Last Updated: 13 Jun 2004
*** PLEASE NOTE: Link(s), If Provided, May Be Wrapped ***
In Windows 2000/XP you can set your local IP address by
using the GUI, or from the command-line. By default, the
OS will configure itself for DHCP. Although this is quite
often desirable, there are valid reasons to move to a
static IP addressing scheme, the most common reason being
the need to use the port-forwarding functionality of your
(Technically, this can be overcome by using reserved IP
addresses from a Win2K DHCP server, but most home users
will not be configured in this fashion).
Here's an overview of the necessary steps:
1. GET CURRENT IP INFO FOR EACH SYSTEM
2. DISABLE DHCP ON THE ROUTER
3. SET STATIC IPs ON EACH SYSTEM
4. CONFIGURE PORT MAPPING/FORWARDING ON ROUTER
5. DETERMINE YOUR ISP-PROVIDED IP ADDRESS
GET CURRENT IP INFO FOR EACH SYSTEM
The first step, before switching to static addressing,
is to use IPCONFIG to obtain the current networking

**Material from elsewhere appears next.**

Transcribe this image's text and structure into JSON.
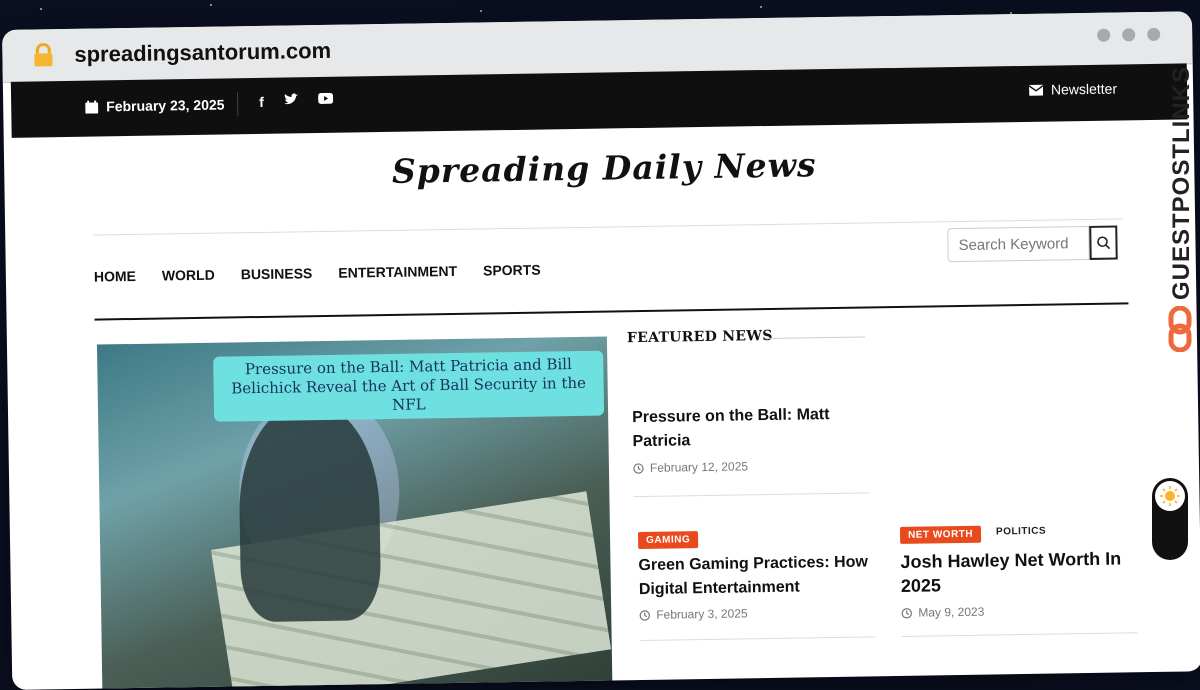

information from your PC.
Open a command console and type IPCONFIG /ALL
• START -> RUN -> CMD
• IPCONFIG /ALL
Or use the following under XP only:

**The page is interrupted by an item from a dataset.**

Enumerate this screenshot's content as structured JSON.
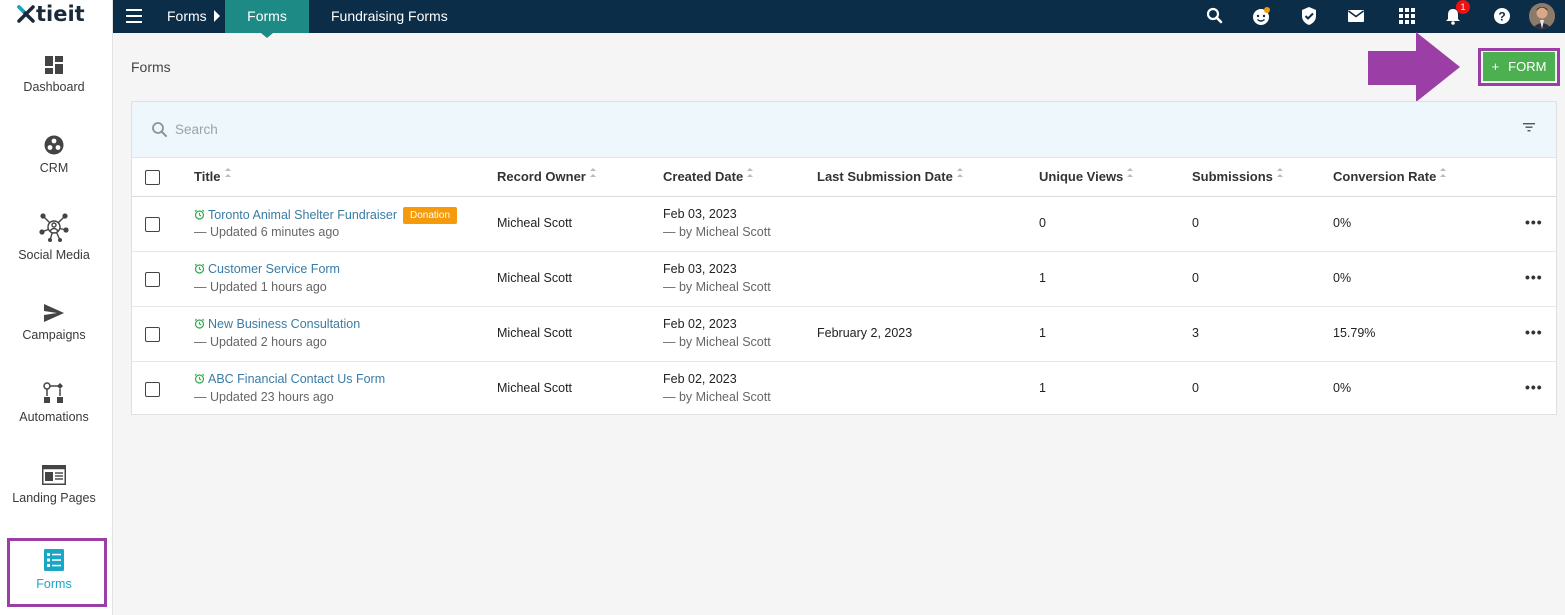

• START -> RUN -> NETSH DIAG GUI -> SCAN YOUR SYSTEM
CHANGE IP INFO ON EACH SYSTEM - GUI APPROACH
• Right-Click on "My Network Places"

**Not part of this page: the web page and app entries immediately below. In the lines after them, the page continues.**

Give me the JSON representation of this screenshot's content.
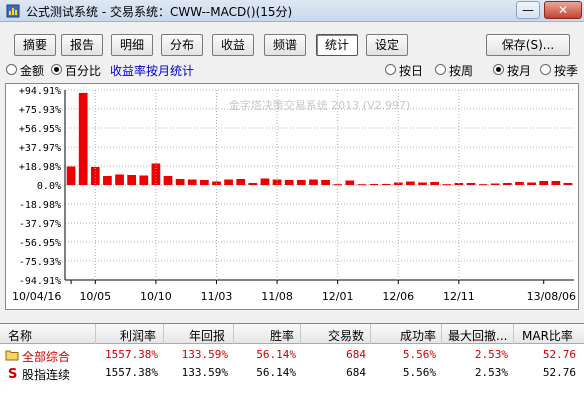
{
  "window": {
    "title": "公式测试系统 - 交易系统：CWW--MACD()(15分)",
    "min_label": "—",
    "close_label": "✕"
  },
  "toolbar": {
    "tabs": [
      {
        "label": "摘要"
      },
      {
        "label": "报告"
      },
      {
        "label": "明细"
      },
      {
        "label": "分布"
      },
      {
        "label": "收益"
      },
      {
        "label": "频谱"
      },
      {
        "label": "统计"
      },
      {
        "label": "设定"
      }
    ],
    "active_tab": "统计",
    "save_label": "保存(S)..."
  },
  "options": {
    "amount_label": "金额",
    "percent_label": "百分比",
    "stat_caption": "收益率按月统计",
    "period_day": "按日",
    "period_week": "按周",
    "period_month": "按月",
    "period_quarter": "按季",
    "selected_mode": "百分比",
    "selected_period": "按月"
  },
  "chart_data": {
    "type": "bar",
    "watermark": "金字塔决策交易系统 2013 (V2.997)",
    "y_ticks": [
      "+94.91%",
      "+75.93%",
      "+56.95%",
      "+37.97%",
      "+18.98%",
      "0.0%",
      "-18.98%",
      "-37.97%",
      "-56.95%",
      "-75.93%",
      "-94.91%"
    ],
    "ylim": [
      -94.91,
      94.91
    ],
    "x_labels": [
      "10/04/16",
      "10/05",
      "10/10",
      "11/03",
      "11/08",
      "12/01",
      "12/06",
      "12/11",
      "13/08/06"
    ],
    "x_label_positions": [
      0,
      2,
      7,
      12,
      17,
      22,
      27,
      32,
      39
    ],
    "bar_color": "#ee0000",
    "values": [
      18.5,
      92.0,
      18.0,
      9.0,
      10.5,
      10.0,
      9.5,
      21.5,
      9.0,
      6.0,
      5.5,
      5.0,
      3.5,
      5.5,
      6.0,
      2.0,
      6.5,
      5.5,
      5.0,
      5.0,
      5.5,
      5.0,
      0.8,
      4.5,
      0.8,
      1.0,
      1.0,
      2.5,
      3.5,
      2.5,
      3.0,
      0.8,
      2.0,
      2.0,
      0.8,
      1.5,
      2.0,
      3.0,
      2.5,
      4.0,
      4.0,
      2.0
    ]
  },
  "table": {
    "headers": [
      "名称",
      "利润率",
      "年回报",
      "胜率",
      "交易数",
      "成功率",
      "最大回撤...",
      "MAR比率"
    ],
    "rows": [
      {
        "name": "全部综合",
        "icon": "folder-icon",
        "values": [
          "1557.38%",
          "133.59%",
          "56.14%",
          "684",
          "5.56%",
          "2.53%",
          "52.76"
        ],
        "red": true
      },
      {
        "name": "股指连续",
        "icon": "s-icon",
        "values": [
          "1557.38%",
          "133.59%",
          "56.14%",
          "684",
          "5.56%",
          "2.53%",
          "52.76"
        ],
        "red": false
      }
    ]
  }
}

• Select "Properties"
• Right-Click on "LAN Connection"
• Select "Properties"
• Select "Internet Properties (TCP/IP)"
• Press the "Properties" button
• Select "Use the Following IP Address"
Now, fill in the appropriate information obtained from
the IPCONFIG command you ran earlier:
- IP Address
- Subnet Mask
- Gateway Address
- Primary & Secondary DNS
CHANGE IP INFO ON EACH SYSTEM - CONSOLE APPROACH
Starting with Windows 2000, this can be done from the
command line for each system. (You could even change
the setting for ALL the systems from one location).
For the purposes of this exercise, we'll assume that
the following addresses were obtained via IPCONFIG /ALL
- IP Addresss ....... 172.30.50.11
- Subnet Mask ....... 255.255.255.0
- Default Gateway ... 172.30.50.1
- Primary DNS ....... 220.127.116.11
- Secondary DNS ..... 18.104.22.168
• START --> RUN --> CMD
• NETSH INTERFACE IP SET ADDRESS "Local Area Connection" 172.30.50.11 255.255.255.0 172.30.50.1
• NETSH INTERFACE IP SET DNS "Local Area Connection" static 22.214.171.124 none
• NETSH INTERFACE IP SET DNS "Local Area Connection" static 126.96.36.199 none
To reset to DHCP, and clear out all DNS and other entries,
use the following command:
• NETSH INTERFACE IP RESET "%TEMP%\IPInfo.LOG"
• TYPE "%TEMP%\IPInfo.LOG"
DETERMINE YOUR ISP-PROVIDED IP ADDRESS
Use the following website to determine what your external
IP address is at any time:
If you have a dymamic ISP-provided address, yet you wish
to have an easy way to reach your systems from a remote
network, you should make use of one of the many dynamic
IP naming services:
WHITEPAPERS & TECH DOCUMENTS
• The GUI approach to network configuration for older
versions of Windows is not considerably different from
the information listed above, but the console approach
is not available before Windows 2000.
• NetSH is very powerful and can be used to enable or
disable DHCP and static IP addresses on remote systems
• The CLI is greatly preferable to the GUI, partiularly
when configuring many machines simultaneously.
• Use the following command in XP and .NET Server to get
networking and system diagnostics info: NETSH DIAG GUI